Kendie FA & al., Prevalence of Malaria among Adults in Ethiopia: A Systematic Review and Meta-Analysis, Trop Med, 2021 Mar 4;2021:8863002. “The pooled prevalence of malaria among adults in Ethiopia was 13.61%. Subgroup analysis based on types of malaria cases showed that the prevalence of malaria among symptomatic and asymptomatic adults was 15.34% and 11.99%, respectively.
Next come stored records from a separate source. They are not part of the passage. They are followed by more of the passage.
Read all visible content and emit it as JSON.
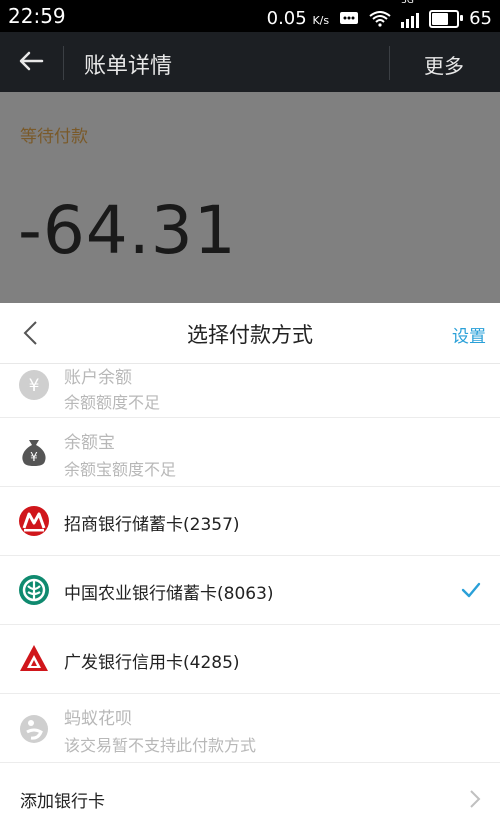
{
  "status_bar": {
    "time": "22:59",
    "speed": "0.05",
    "speed_unit": "K/s",
    "network": "3G",
    "battery": "65"
  },
  "appbar": {
    "title": "账单详情",
    "more_label": "更多"
  },
  "background": {
    "status": "等待付款",
    "amount": "-64.31"
  },
  "sheet": {
    "title": "选择付款方式",
    "settings_label": "设置",
    "options": [
      {
        "label": "账户余额",
        "sub": "余额额度不足",
        "icon": "yuan-coin-icon",
        "enabled": false
      },
      {
        "label": "余额宝",
        "sub": "余额宝额度不足",
        "icon": "money-bag-icon",
        "enabled": false
      },
      {
        "label": "招商银行储蓄卡(2357)",
        "icon": "cmb-bank-icon",
        "enabled": true
      },
      {
        "label": "中国农业银行储蓄卡(8063)",
        "icon": "abc-bank-icon",
        "enabled": true,
        "selected": true
      },
      {
        "label": "广发银行信用卡(4285)",
        "icon": "cgb-bank-icon",
        "enabled": true
      },
      {
        "label": "蚂蚁花呗",
        "sub": "该交易暂不支持此付款方式",
        "icon": "huabei-icon",
        "enabled": false
      }
    ],
    "add_card_label": "添加银行卡"
  },
  "colors": {
    "accent": "#2aa0d8",
    "dim_overlay": "#808080",
    "appbar": "#1c1f23"
  }
}
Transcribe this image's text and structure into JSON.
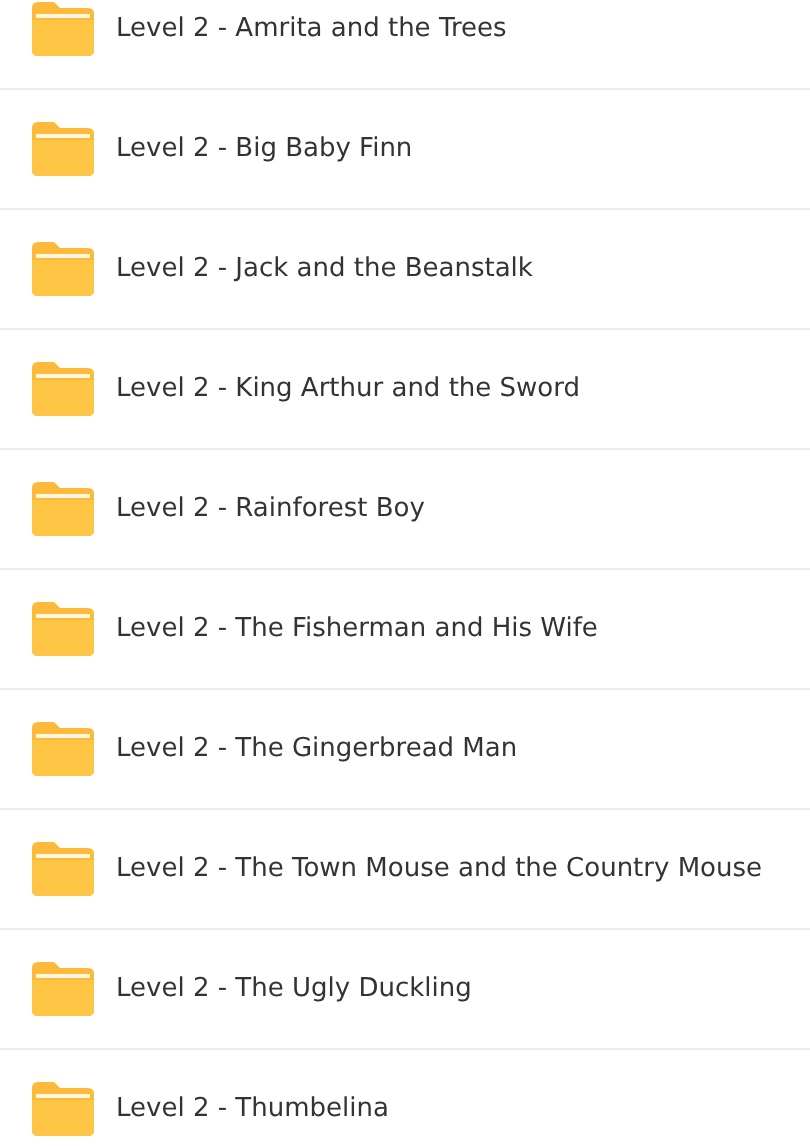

Similarly, regional subgroup analysis showed that the highest malaria prevalence was recorded in Southern Nations, Nationalities, and Peoples’ Region (SNNPR) (16.17%) followed by Oromia Regional State (13.11%) and Amhara Regional State (12.41%).” Article available.

Awosolu OB & al., Epidemiology of Falciparum Malaria Among Residents of Some Rural and Periurban Communities in Ekiti State, Southwestern Nigeria, Trop Biomed, 2021 Mar 1;38(1):14-21. doi: 10.47665/tb.38.1.003.  The authors found prevalence of malaria is present in over 90% of the adult  population, male and female, and conclude “that falciparum malaria is heavily prevalent in this study area and as such urgent management control measures and interventions should be made available and fully utilized.”

Geographically more widely-based, but otherwise restricted to children is Obasohan PE l., A Scoping Review of Selected Studies on Predictor Variables Associated with the Malaria Status among Children under Five Years in Sub-Saharan Africa, Int J Environ Res Public Health, 2021 Feb 22;18(4):2119. doi: 10.3390/ijerph18042119. The review “is aimed at identifying studies that have used multivariate classical regression analysis to determine the pre Factors ranging from child-related (age, birth order and use of a bed net), parental/household-related (maternal age and education status, household wealth index) and community-related variables (community wealth status, free bed net distribution) were some of the identified significant predictors.” Article available.

“A non-piped source of domestic water was independently associated with positive testing for malaria. Moreover, regions with a high percentage of non-piped domestic water had a correspondingly high prevalence of malaria,” according to Shayo FK & al., Is the Source of Domestic Water Associated with the Risk of Malaria Infection? Spatial Variability and a Mixed-Effects Multilevel Analysis, Int J Infect Dis,  2021 Mar;104:224-231. doi: 10.1016/j.ijid.2020.12.062. Epub 2020 Dec 24.

Basic Research:

Broichhagen J & Kilian N, Chemical Biology Tools to Investigate Malaria Parasites, Chembiochem, 2021 Feb 11. doi: 10.1002/cbic.202000882. Online ahead of print.

Lu XM &, Le Roch K, Strand-Specific RNA-Seq Applied to Malaria Samples, Methods Mol Biol, 2021;2170:19-33. doi: 10.1007/978-1-0716-0743-5_2.

Sardar R & al., In-silico Profiling and Structural Insights into the Impact of nSNPs in the P. falciparum acetyl-CoA transporter Gene to Understand the Mechanism of Drug Resistance in Malaria, J Biomol Struct Dyn, 2021 Feb;39(2):558-569.  doi: 10.1080/07391102.2020.1711807.

Sena-Dos-Santos C & al., Unraveling Cell Death Pathways during Malaria Infection: What Do We Know So Far? Cells, 2021 Feb 23;10(2):479.  doi: 10.3390/cells10020479.

Tan MSY & Blackman MJ, Malaria Parasite Egress at a Glance, J Cell Sci, 2021 Mar 8;134(5):jcs257345. doi: 10.1242/jcs.257345.